Apr 30, 2020 - Economy & Business

U.S. marriage rate sinks to record low

A couple taking wedding photos in Central Park on April 25. Photo: Alexi Rosenfeld/Getty Images

The U.S. marriage rate fell by 6% in 2018 to only 6.5 new unions for every 1,000 people, per a report from the CDC's National Center for Health Statistics.

Why it matters: It's the lowest rate recorded since the federal government began collecting data in 1867, according to the Wall Street Journal.

  • Marriage is correlated with a number of positive health outcomes, including longer lives and fewer strokes and heart attacks, according to Harvard Medical School.

What's happening: More people are forming households without marrying.

  • Declining religious observance and growing acceptance of unmarried households are also playing a role.

By the numbers: Around half of American adults lived with a spouse in 2019. About seven in 10 lived with a spouse in 1970.

  • Around 7% lived with a partner last year — up from less than 1% in 1970.

What's next: The fallout from the coronavirus pandemic may further discourage marriage as the virus disrupts everyday life and produces economic instability.

Go deeper: Coronavirus reshapes American families

Go deeper

Mark Zuckerberg: Social networks should not be "the arbiter of truth"

Photo: Drew Angerer/Getty Images

Facebook CEO Mark Zuckerberg argued on CNBC's "Squawk Box" Thursday that social media platforms should not police political speech, and that "people should be able to see what politicians say.”

Why it matters: Zuckerberg was responding to Twitter's decision this week to fact-check a pair of President Trump's tweets that claimed that mail-in ballots are "substantially fraudulent." Twitter's label, which directs users to "get the facts" about mail-in voting, does not censor Trump's tweets.

House Democrats pull FISA reauthorization bill

Speaker Nancy Pelosi. Photo: Saul Loeb/AFP via Getty Images

House Democrats pulled legislation Thursday that would have renewed expired domestic surveillance laws and strengthened transparency and privacy protections amid broad opposition from President Trump, House GOP leadership and progressive Democrats.

Why it matters: The failure to reauthorize the Foreign Intelligence Surveillance Act (FISA) comes as Trump continues to attack the intelligence community, which he claims abused the law to surveil his 2016 campaign and Trump administration officials.

U.S. GDP drop revised lower to 5% in the first quarter

Data: Bureau of Economic Analysis; Chart: Axios Visuals

The U.S. economy shrunk by an annualized 5% in the first quarter — worse than the initially estimated 4.8% contraction — according to revised figures released by the government on Thursday.

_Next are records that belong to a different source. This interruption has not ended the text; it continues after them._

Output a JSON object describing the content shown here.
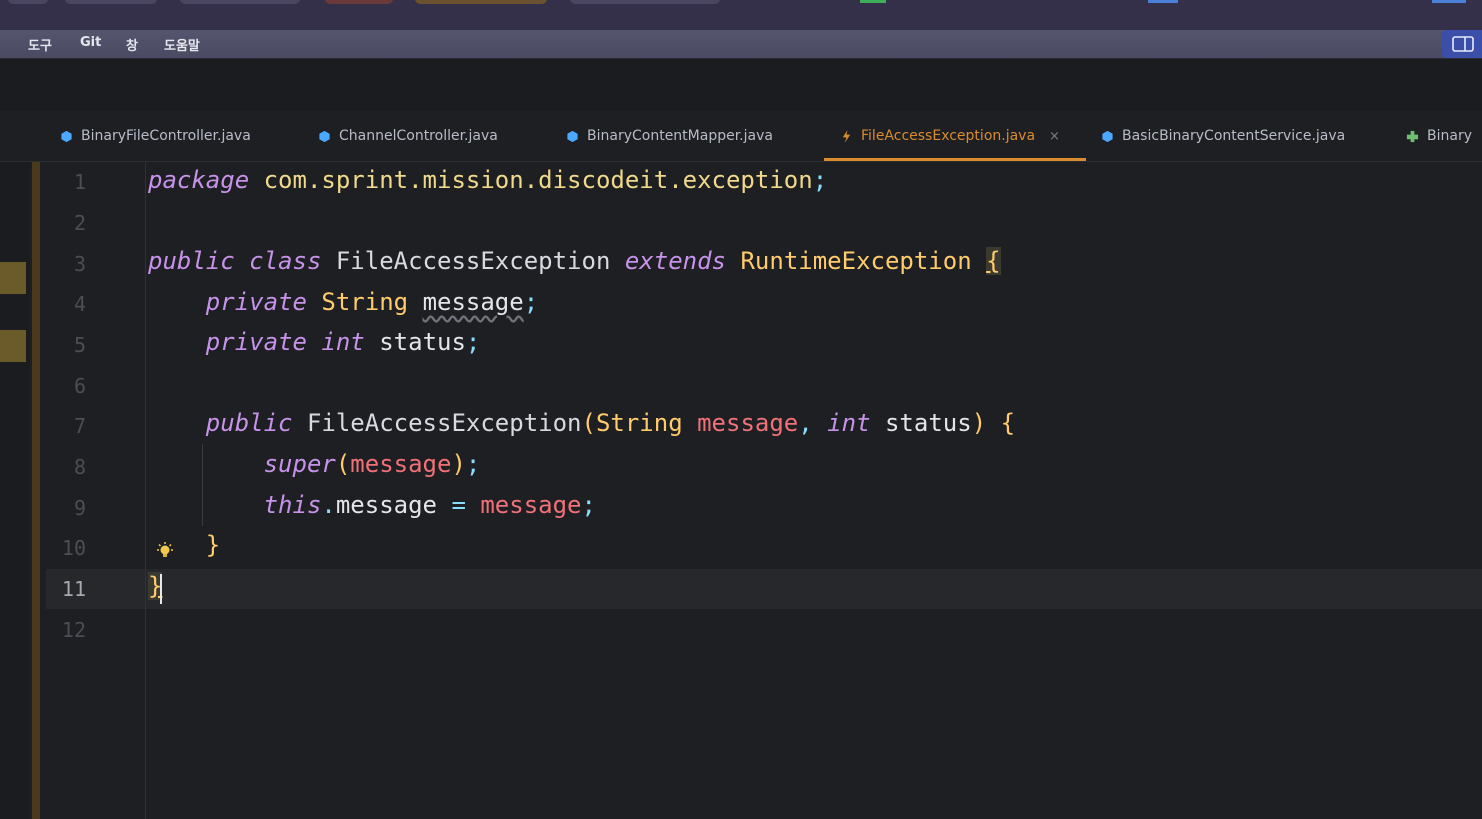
{
  "menu": {
    "items": [
      "도구",
      "Git",
      "창",
      "도움말"
    ]
  },
  "tabs": [
    {
      "label": "BinaryFileController.java",
      "icon": "class-icon",
      "icon_color": "#4aa8ff"
    },
    {
      "label": "ChannelController.java",
      "icon": "class-icon",
      "icon_color": "#4aa8ff"
    },
    {
      "label": "BinaryContentMapper.java",
      "icon": "class-icon",
      "icon_color": "#4aa8ff"
    },
    {
      "label": "FileAccessException.java",
      "icon": "exception-icon",
      "icon_color": "#d98b2f",
      "active": true,
      "close": "×"
    },
    {
      "label": "BasicBinaryContentService.java",
      "icon": "class-icon",
      "icon_color": "#4aa8ff"
    },
    {
      "label": "Binary",
      "icon": "package-icon",
      "icon_color": "#6fbf73"
    }
  ],
  "editor": {
    "line_numbers": [
      "1",
      "2",
      "3",
      "4",
      "5",
      "6",
      "7",
      "8",
      "9",
      "10",
      "11",
      "12"
    ],
    "current_line": "11",
    "tokens": {
      "l1_kw": "package",
      "l1_pkg": "com.sprint.mission.discodeit.exception",
      "l1_semi": ";",
      "l3_public": "public",
      "l3_class": "class",
      "l3_name": "FileAccessException",
      "l3_extends": "extends",
      "l3_super": "RuntimeException",
      "l3_brace": "{",
      "l4_private": "private",
      "l4_type": "String",
      "l4_field": "message",
      "l4_semi": ";",
      "l5_private": "private",
      "l5_type": "int",
      "l5_field": "status",
      "l5_semi": ";",
      "l7_public": "public",
      "l7_name": "FileAccessException",
      "l7_lparen": "(",
      "l7_type1": "String",
      "l7_p1": "message",
      "l7_comma": ",",
      "l7_type2": "int",
      "l7_p2": "status",
      "l7_rparen": ")",
      "l7_brace": "{",
      "l8_super": "super",
      "l8_lparen": "(",
      "l8_arg": "message",
      "l8_rparen": ")",
      "l8_semi": ";",
      "l9_this": "this",
      "l9_dot": ".",
      "l9_field": "message",
      "l9_eq": "=",
      "l9_val": "message",
      "l9_semi": ";",
      "l10_brace": "}",
      "l11_brace": "}"
    }
  },
  "colors": {
    "accent": "#d98b2f",
    "keyword": "#c792ea",
    "type": "#ffcb6b",
    "parameter": "#f07178"
  }
}
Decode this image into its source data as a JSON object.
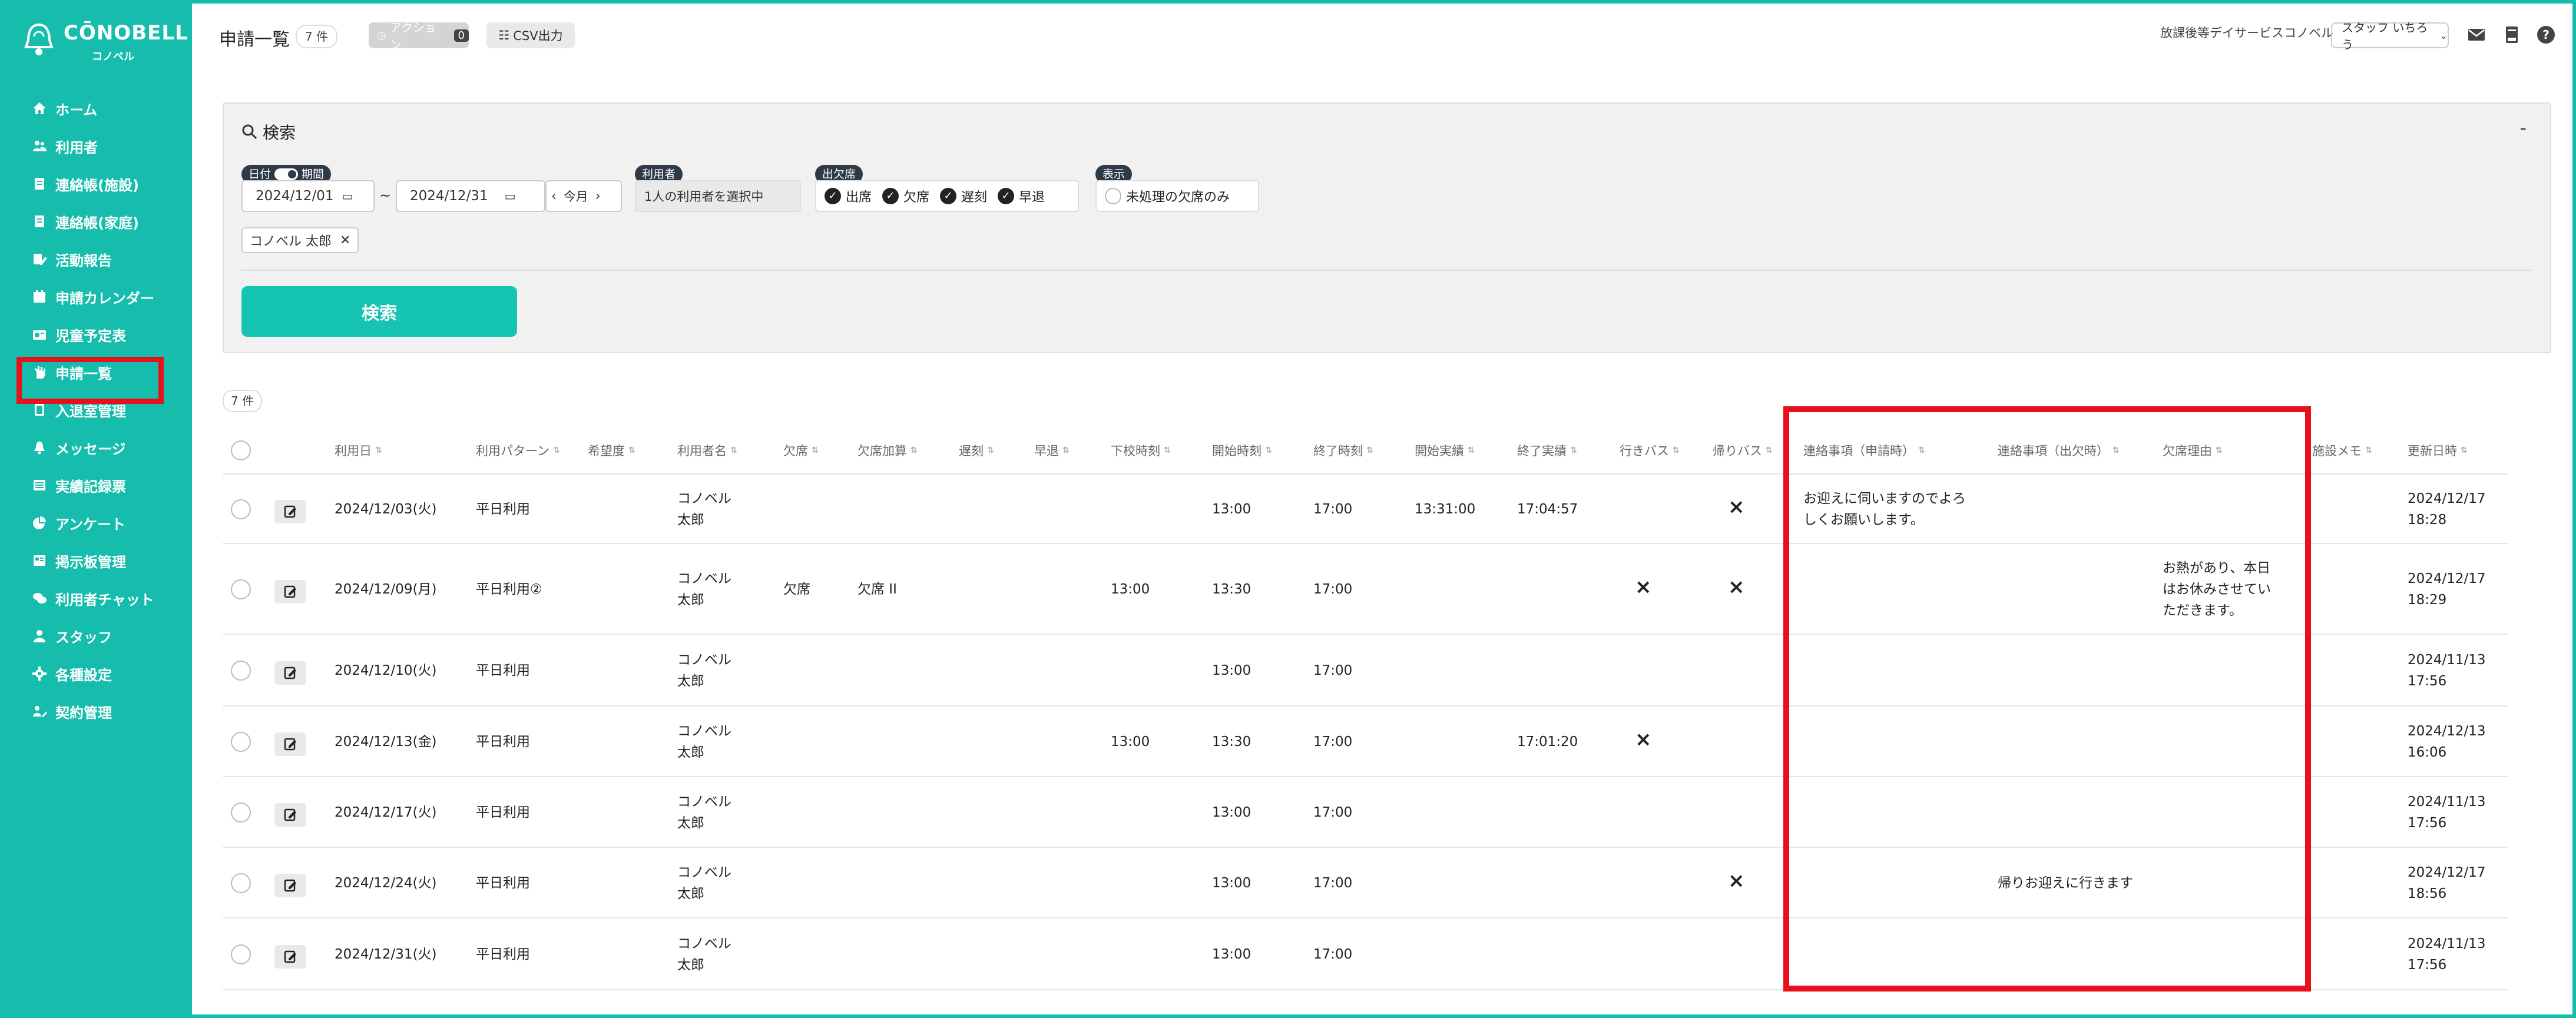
{
  "app": {
    "logo_text": "CŌNOBELL",
    "logo_sub": "コノベル",
    "brand_color": "#16bdad",
    "highlight_color": "#e8101a"
  },
  "sidebar": {
    "items": [
      {
        "label": "ホーム",
        "icon": "home-icon"
      },
      {
        "label": "利用者",
        "icon": "users-icon"
      },
      {
        "label": "連絡帳(施設)",
        "icon": "notebook-icon"
      },
      {
        "label": "連絡帳(家庭)",
        "icon": "notebook-icon"
      },
      {
        "label": "活動報告",
        "icon": "edit-note-icon"
      },
      {
        "label": "申請カレンダー",
        "icon": "calendar-icon"
      },
      {
        "label": "児童予定表",
        "icon": "schedule-icon"
      },
      {
        "label": "申請一覧",
        "icon": "hand-icon",
        "selected": true
      },
      {
        "label": "入退室管理",
        "icon": "door-icon"
      },
      {
        "label": "メッセージ",
        "icon": "bell-icon"
      },
      {
        "label": "実績記録票",
        "icon": "table-icon"
      },
      {
        "label": "アンケート",
        "icon": "pie-chart-icon"
      },
      {
        "label": "掲示板管理",
        "icon": "board-icon"
      },
      {
        "label": "利用者チャット",
        "icon": "chat-icon"
      },
      {
        "label": "スタッフ",
        "icon": "person-icon"
      },
      {
        "label": "各種設定",
        "icon": "gear-icon"
      },
      {
        "label": "契約管理",
        "icon": "contract-icon"
      }
    ]
  },
  "header": {
    "title": "申請一覧",
    "count": "7 件",
    "action_label": "アクション",
    "action_count": "0",
    "csv_label": "CSV出力",
    "service_name": "放課後等デイサービス",
    "facility_name": "コノベル",
    "staff_select": "スタッフ いちろう"
  },
  "search": {
    "title": "検索",
    "collapse": "-",
    "date_label": "日付",
    "period_label": "期間",
    "date_from": "2024/12/01",
    "date_sep": "~",
    "date_to": "2024/12/31",
    "month_label": "今月",
    "user_label": "利用者",
    "user_select": "1人の利用者を選択中",
    "attendance_label": "出欠席",
    "attendance_options": [
      {
        "label": "出席",
        "checked": true
      },
      {
        "label": "欠席",
        "checked": true
      },
      {
        "label": "遅刻",
        "checked": true
      },
      {
        "label": "早退",
        "checked": true
      }
    ],
    "display_label": "表示",
    "display_option": "未処理の欠席のみ",
    "selected_user_tag": "コノベル 太郎",
    "submit_label": "検索"
  },
  "table": {
    "count": "7 件",
    "headers": [
      "利用日",
      "利用パターン",
      "希望度",
      "利用者名",
      "欠席",
      "欠席加算",
      "遅刻",
      "早退",
      "下校時刻",
      "開始時刻",
      "終了時刻",
      "開始実績",
      "終了実績",
      "行きバス",
      "帰りバス",
      "連絡事項（申請時）",
      "連絡事項（出欠時）",
      "欠席理由",
      "施設メモ",
      "更新日時"
    ],
    "rows": [
      {
        "date": "2024/12/03(火)",
        "pattern": "平日利用",
        "user": "コノベル 太郎",
        "absent": "",
        "absent_add": "",
        "school_out": "",
        "start": "13:00",
        "end": "17:00",
        "start_actual": "13:31:00",
        "end_actual": "17:04:57",
        "bus_go": false,
        "bus_back": true,
        "note_apply": "お迎えに伺いますのでよろしくお願いします。",
        "note_attend": "",
        "absent_reason": "",
        "updated": "2024/12/17 18:28"
      },
      {
        "date": "2024/12/09(月)",
        "pattern": "平日利用②",
        "user": "コノベル 太郎",
        "absent": "欠席",
        "absent_add": "欠席 II",
        "school_out": "13:00",
        "start": "13:30",
        "end": "17:00",
        "start_actual": "",
        "end_actual": "",
        "bus_go": true,
        "bus_back": true,
        "note_apply": "",
        "note_attend": "",
        "absent_reason": "お熱があり、本日はお休みさせていただきます。",
        "updated": "2024/12/17 18:29"
      },
      {
        "date": "2024/12/10(火)",
        "pattern": "平日利用",
        "user": "コノベル 太郎",
        "absent": "",
        "absent_add": "",
        "school_out": "",
        "start": "13:00",
        "end": "17:00",
        "start_actual": "",
        "end_actual": "",
        "bus_go": false,
        "bus_back": false,
        "note_apply": "",
        "note_attend": "",
        "absent_reason": "",
        "updated": "2024/11/13 17:56"
      },
      {
        "date": "2024/12/13(金)",
        "pattern": "平日利用",
        "user": "コノベル 太郎",
        "absent": "",
        "absent_add": "",
        "school_out": "13:00",
        "start": "13:30",
        "end": "17:00",
        "start_actual": "",
        "end_actual": "17:01:20",
        "bus_go": true,
        "bus_back": false,
        "note_apply": "",
        "note_attend": "",
        "absent_reason": "",
        "updated": "2024/12/13 16:06"
      },
      {
        "date": "2024/12/17(火)",
        "pattern": "平日利用",
        "user": "コノベル 太郎",
        "absent": "",
        "absent_add": "",
        "school_out": "",
        "start": "13:00",
        "end": "17:00",
        "start_actual": "",
        "end_actual": "",
        "bus_go": false,
        "bus_back": false,
        "note_apply": "",
        "note_attend": "",
        "absent_reason": "",
        "updated": "2024/11/13 17:56"
      },
      {
        "date": "2024/12/24(火)",
        "pattern": "平日利用",
        "user": "コノベル 太郎",
        "absent": "",
        "absent_add": "",
        "school_out": "",
        "start": "13:00",
        "end": "17:00",
        "start_actual": "",
        "end_actual": "",
        "bus_go": false,
        "bus_back": true,
        "note_apply": "",
        "note_attend": "帰りお迎えに行きます",
        "absent_reason": "",
        "updated": "2024/12/17 18:56"
      },
      {
        "date": "2024/12/31(火)",
        "pattern": "平日利用",
        "user": "コノベル 太郎",
        "absent": "",
        "absent_add": "",
        "school_out": "",
        "start": "13:00",
        "end": "17:00",
        "start_actual": "",
        "end_actual": "",
        "bus_go": false,
        "bus_back": false,
        "note_apply": "",
        "note_attend": "",
        "absent_reason": "",
        "updated": "2024/11/13 17:56"
      }
    ]
  }
}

Why it matters: It's the worst quarterly decline since 2008 and shows a huge hit as the economy was just beginning to shut down because of the coronavirus. Economists are bracing for the second quarter's figures to be the worst ever — with some projecting an annualized decline of around 40%.

2 hours ago - Economy & Business